Criterion Referenced Instruction

What is Criterion Referenced instruction? Robert Mager's theory is based on using objectives to drive instruction (Cox, 2003). Objectives give a base for design. If the designer does not establish what they want their learners to know, then there is no way of knowing if the instruction accomplished your goals. The objectives need to be specific and allow for evaluation of what needs to be learned.

How this theory can be used and who would use it? This theory is best suited for students who are able to work through self-paced instruction. The students can include professionals or technicians in a field. This type of theory would work well in a business where employees are required to master a skill. The professionals can work through a self-paced experience and be tested in the end to see if they have properly learned the necessary information. Ideally, a business owner or large company could purchase a Criterion Referenced Instruction workshop to have all employees complete as a means to assess performance and education.

Strengths and Weaknesses of this theory:

A strength of this program is its emphasis on goal setting and outlining of goals within the instruction. Mager emphasizes the importance of setting objectives so that they are measurable and attainable for learners. Each module or program should have a goal and the objectives that lead to the mastering of the goal must not be subjective and an instructor can easily be determine if they are being met.

Comparisons to other models/theories:

Mager's theory has much influence from people such as Gagne, Knowles, and Rogers. CRI reflects the works of these other theories. It is similar to Knowles theory of Andragogy because it is directed towards adults. Knowles believes that adults are responsible for their own decisions and that the instruction is self-directed by the learner. Rodgers theory of Experiential Learning also focuses on the adult as the learner and has influences from Knowles' theory. It involves activites started in a self-paced manner and evaluated by the learner.

Summary of Criterion-Referenced Instruction (from
Summary of Criterion-Referenced Instruction (from

Visual of how objectives should be written (from )
Visual of how objectives should be written (from )

  1. Instructional objectives are derived from job performance and reflect the competencies (knowledge/skills) that need to be learned.
  2. Students study and practice only those skills not yet mastered to the level required by the objectives.
  3. Students are given opportunities to practice each objective and obtain feedback about the quality of their performance.
  4. Students should receive repeated practice in skills that are used often or are difficult to learn.
  5. Students are free to sequence their own instruction within the constraints imposed by the pre-requisites and progress is controlled by their own competence (mastery of objectives).

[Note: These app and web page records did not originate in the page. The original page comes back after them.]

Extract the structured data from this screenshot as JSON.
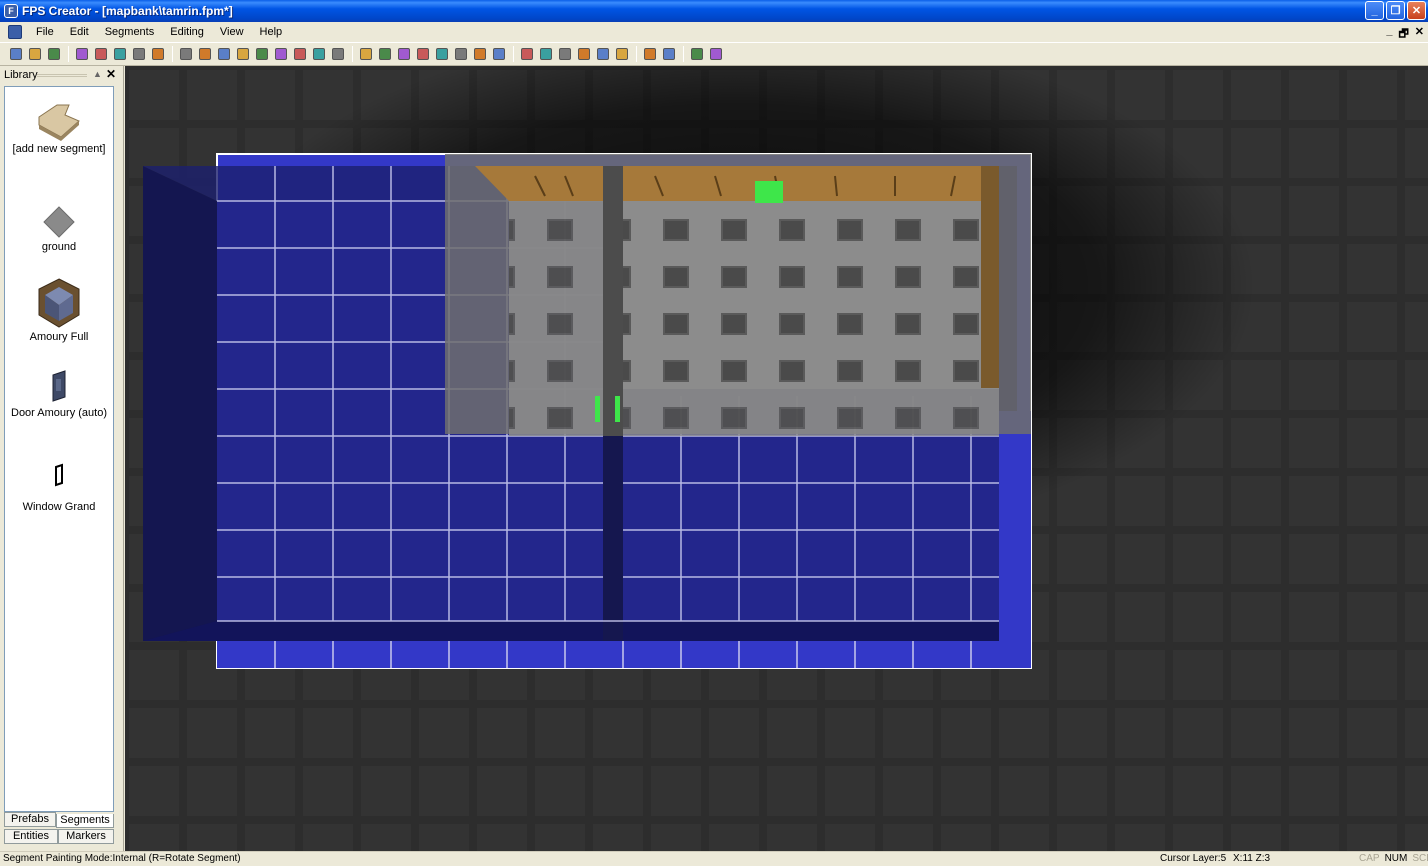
{
  "window": {
    "title": "FPS Creator - [mapbank\\tamrin.fpm*]",
    "app_icon_text": "F",
    "buttons": {
      "minimize": "_",
      "maximize": "❐",
      "close": "✕"
    }
  },
  "menu": {
    "items": [
      "File",
      "Edit",
      "Segments",
      "Editing",
      "View",
      "Help"
    ],
    "mdi_buttons": {
      "minimize": "_",
      "restore": "ð",
      "close": "✕"
    }
  },
  "toolbar": {
    "groups": [
      [
        "new-file-icon",
        "open-folder-icon",
        "save-icon"
      ],
      [
        "cut-icon",
        "copy-icon",
        "paste-icon",
        "undo-icon",
        "redo-icon"
      ],
      [
        "add-layer-icon",
        "layer-down-icon",
        "layer-view-icon",
        "layer-x-icon",
        "all-layers-icon",
        "layer-solo-icon",
        "layer-compare-icon",
        "map-view-icon",
        "zoom-icon"
      ],
      [
        "paint-segment-icon",
        "pick-segment-icon",
        "paint-brush-1-icon",
        "paint-brush-2-icon",
        "paint-brush-3-icon",
        "paint-brush-4-icon",
        "pick-tool-icon",
        "measure-icon"
      ],
      [
        "line-tool-icon",
        "rect-tool-icon",
        "circle-tool-icon",
        "fill-tool-icon",
        "pick-entity-icon",
        "entity-brush-icon"
      ],
      [
        "flag-icon",
        "flag-all-icon"
      ],
      [
        "test-game-icon",
        "build-game-icon"
      ]
    ]
  },
  "library": {
    "title": "Library",
    "pin": "▲",
    "close": "✕",
    "items": [
      {
        "label": "[add new segment]",
        "icon": "add-segment-icon"
      },
      {
        "label": "ground",
        "icon": "ground-segment-icon"
      },
      {
        "label": "Amoury Full",
        "icon": "armoury-full-icon"
      },
      {
        "label": "Door Amoury (auto)",
        "icon": "door-armoury-icon"
      },
      {
        "label": "Window Grand",
        "icon": "window-grand-icon"
      }
    ],
    "tabs": {
      "prefabs": "Prefabs",
      "segments": "Segments",
      "entities": "Entities",
      "markers": "Markers"
    }
  },
  "status": {
    "mode": "Segment Painting Mode:Internal (R=Rotate Segment)",
    "cursor_layer": "Cursor Layer:5",
    "coords": "X:11  Z:3",
    "keys": [
      {
        "label": "CAP",
        "active": false
      },
      {
        "label": "NUM",
        "active": true
      },
      {
        "label": "SCRL",
        "active": false
      }
    ]
  },
  "colors": {
    "title_bar": "#0055e5",
    "viewport_bg": "#2c2c2c",
    "blue_floor": "#2a2fa0",
    "armoury_floor": "#8a8a8a",
    "highlight_green": "#3ee64a",
    "wall_wood": "#a6793a"
  }
}
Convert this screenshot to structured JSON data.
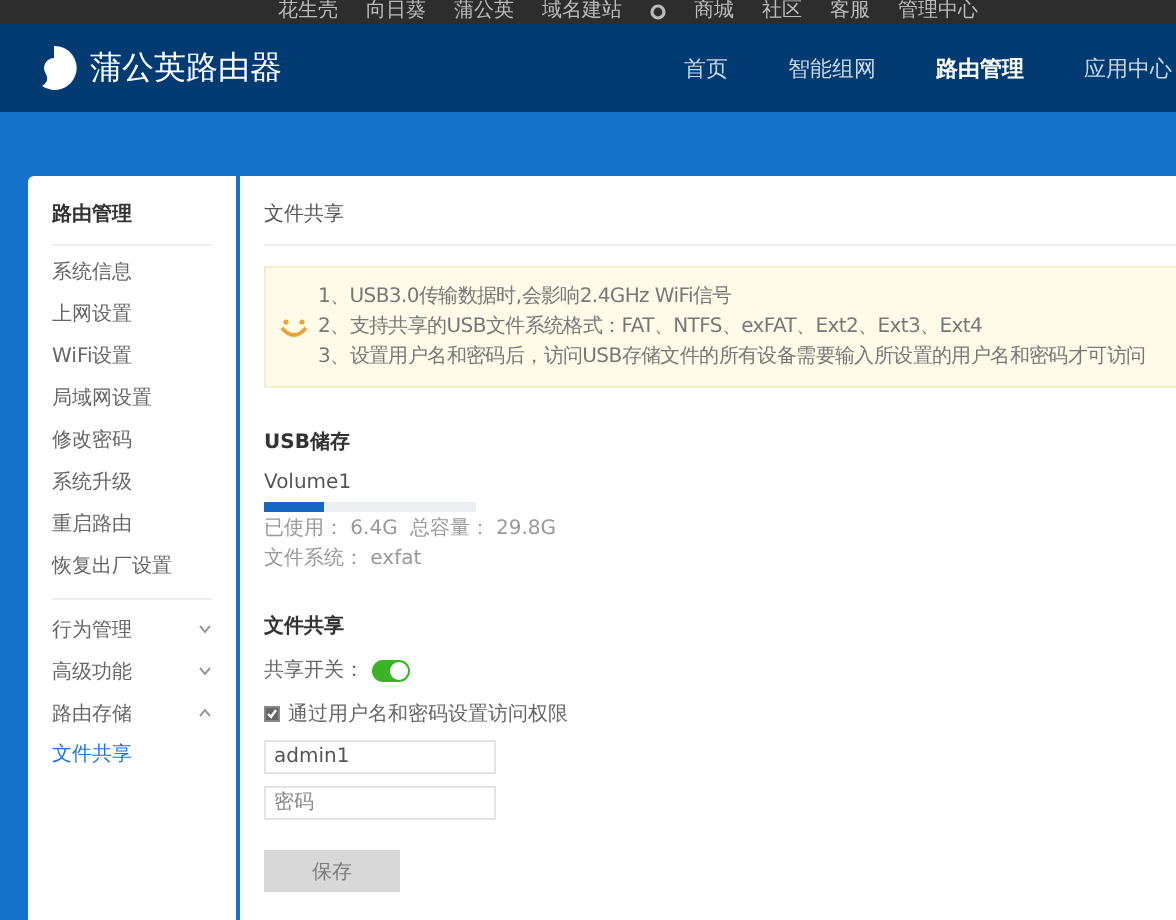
{
  "top_links": [
    "花生壳",
    "向日葵",
    "蒲公英",
    "域名建站",
    "商城",
    "社区",
    "客服",
    "管理中心"
  ],
  "header": {
    "brand": "蒲公英路由器",
    "nav": [
      {
        "label": "首页",
        "selected": false
      },
      {
        "label": "智能组网",
        "selected": false
      },
      {
        "label": "路由管理",
        "selected": true
      },
      {
        "label": "应用中心",
        "selected": false
      }
    ]
  },
  "sidebar": {
    "title": "路由管理",
    "items": [
      {
        "label": "系统信息",
        "selected": false
      },
      {
        "label": "上网设置",
        "selected": false
      },
      {
        "label": "WiFi设置",
        "selected": false
      },
      {
        "label": "局域网设置",
        "selected": false
      },
      {
        "label": "修改密码",
        "selected": false
      },
      {
        "label": "系统升级",
        "selected": false
      },
      {
        "label": "重启路由",
        "selected": false
      },
      {
        "label": "恢复出厂设置",
        "selected": false
      }
    ],
    "groups": [
      {
        "label": "行为管理",
        "expanded": false
      },
      {
        "label": "高级功能",
        "expanded": false
      },
      {
        "label": "路由存储",
        "expanded": true,
        "children": [
          {
            "label": "文件共享",
            "selected": true
          }
        ]
      }
    ]
  },
  "page_title": "文件共享",
  "notice": [
    "1、USB3.0传输数据时,会影响2.4GHz WiFi信号",
    "2、支持共享的USB文件系统格式：FAT、NTFS、exFAT、Ext2、Ext3、Ext4",
    "3、设置用户名和密码后，访问USB存储文件的所有设备需要输入所设置的用户名和密码才可访问"
  ],
  "usb": {
    "heading": "USB储存",
    "volume": "Volume1",
    "level": 0.28,
    "used": "已使用： 6.4G",
    "total": "总容量： 29.8G",
    "filesystem": "文件系统： exfat"
  },
  "share": {
    "heading": "文件共享",
    "switch_label": "共享开关：",
    "on": true,
    "auth_label": "通过用户名和密码设置访问权限",
    "auth_checked": true,
    "username": "admin1",
    "password_placeholder": "密码",
    "save": {
      "label": "保存",
      "disabled": true
    }
  }
}
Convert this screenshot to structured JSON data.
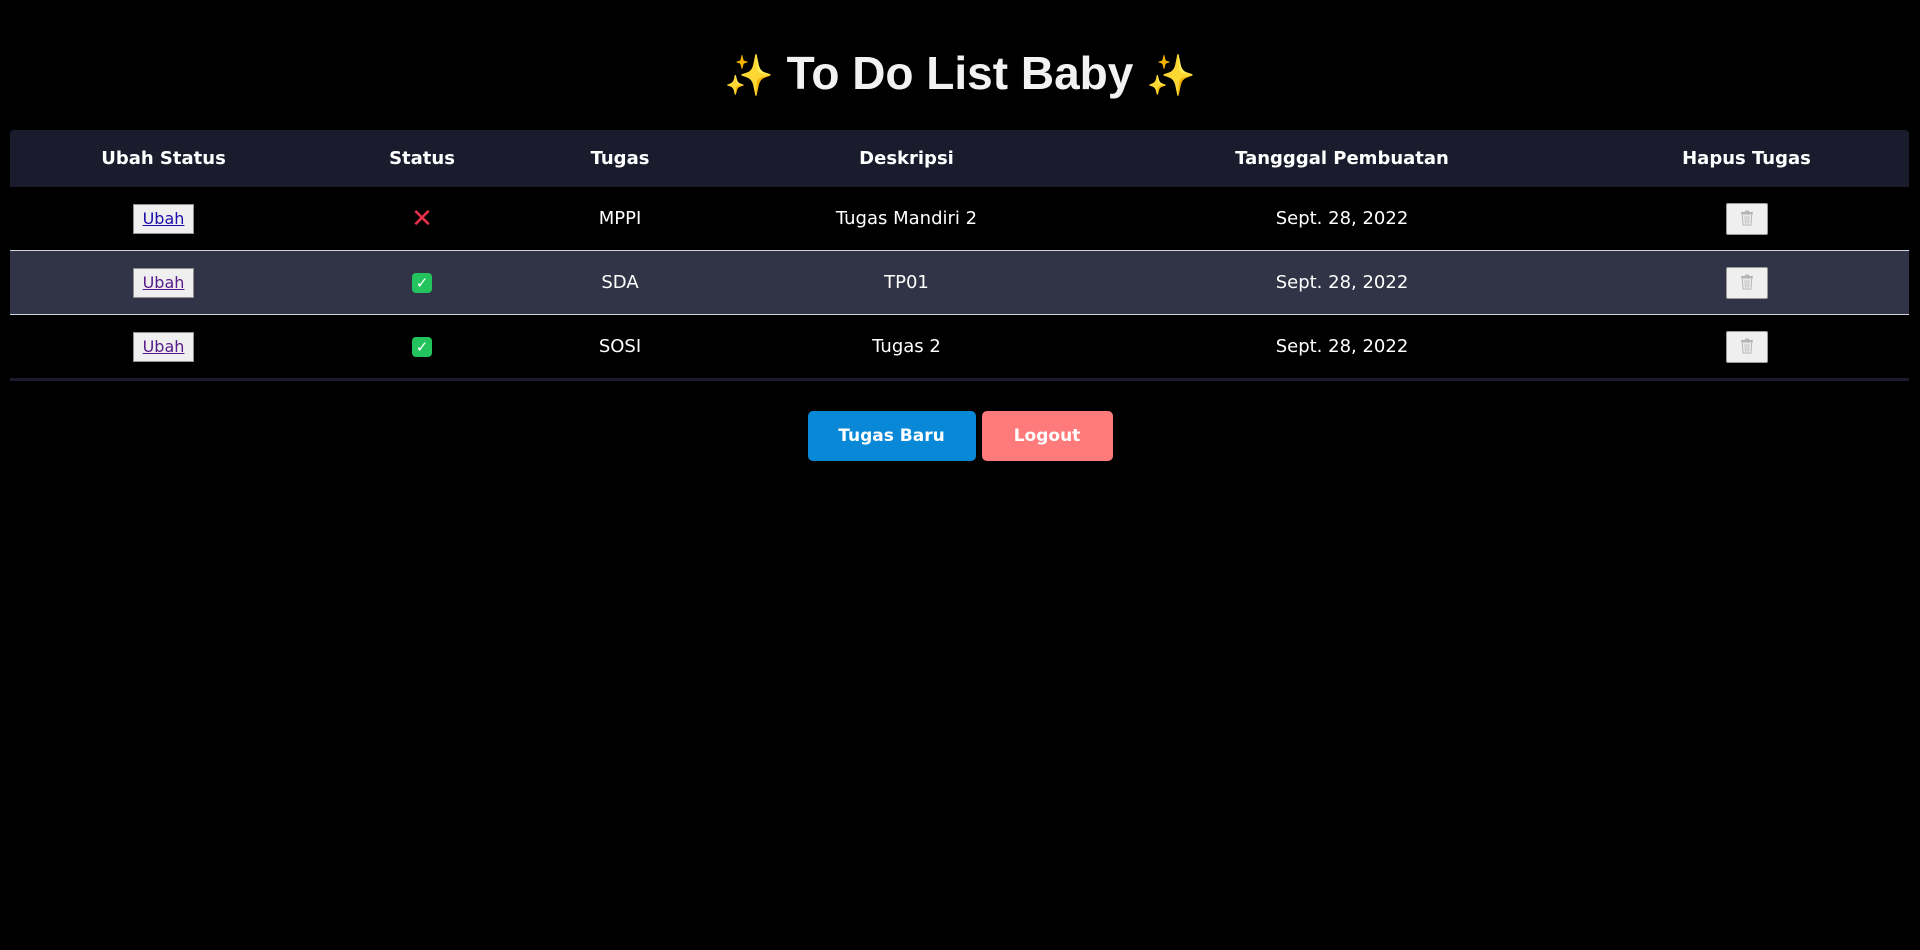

Objectives must be "SMART":
  • Specific: expressed clearly and singularly

  • Measurable: ideally in quantitative terms

  • Acceptable: to stakeholders

  • Realistic: in terms of achievement

  • Time-bound: a time frame is stated

  • Mager's clearly defined, measurable objectives contain these elements: Audience, Behavior (performance), a Condition, and a Degree (criterion).

Above Chart ©2003 Cognitive Design Solutions, Inc. Retrived from:

Cox, S. (2003). Criterion-Referenced Instruction (Robert F. Mager). Journal of Educational Computing, Design, and Telecommunications.vol 3. (1). Retrieved from
Hergenhahn. (1988). Theories of Learning in Educational Psychology. Retrieved August 23, 2011 from
Kearsley, G. (August 9, 2011). The Theory Into Practice Database. Retrieved from
Knowles, M. (n.d.) Andragogy. Retrieved August 25, 2011 from
Mager, R. (1975). Preparing Instructional Objectives (2nd Edition). Belmont, CA: Lake Publishing Co.
Mager, R. & Pipe, P. (1984). Analyzing Performance Problems, or You Really Oughta Wanna (2nd Edition). Belmont, CA: Lake Publishing Co.
Mager, R. (1988). Making Instruction Work. Belmont, CA: Lake Publishing Co.
Otto, R. (August 9, 2011). Criterion Referenced Instruction. Retrieved from /Instruction/CriterionReferenced.htm.
Rodgers, C. (n.d.) Experiential Learning. Retrieved August 25, 2011 from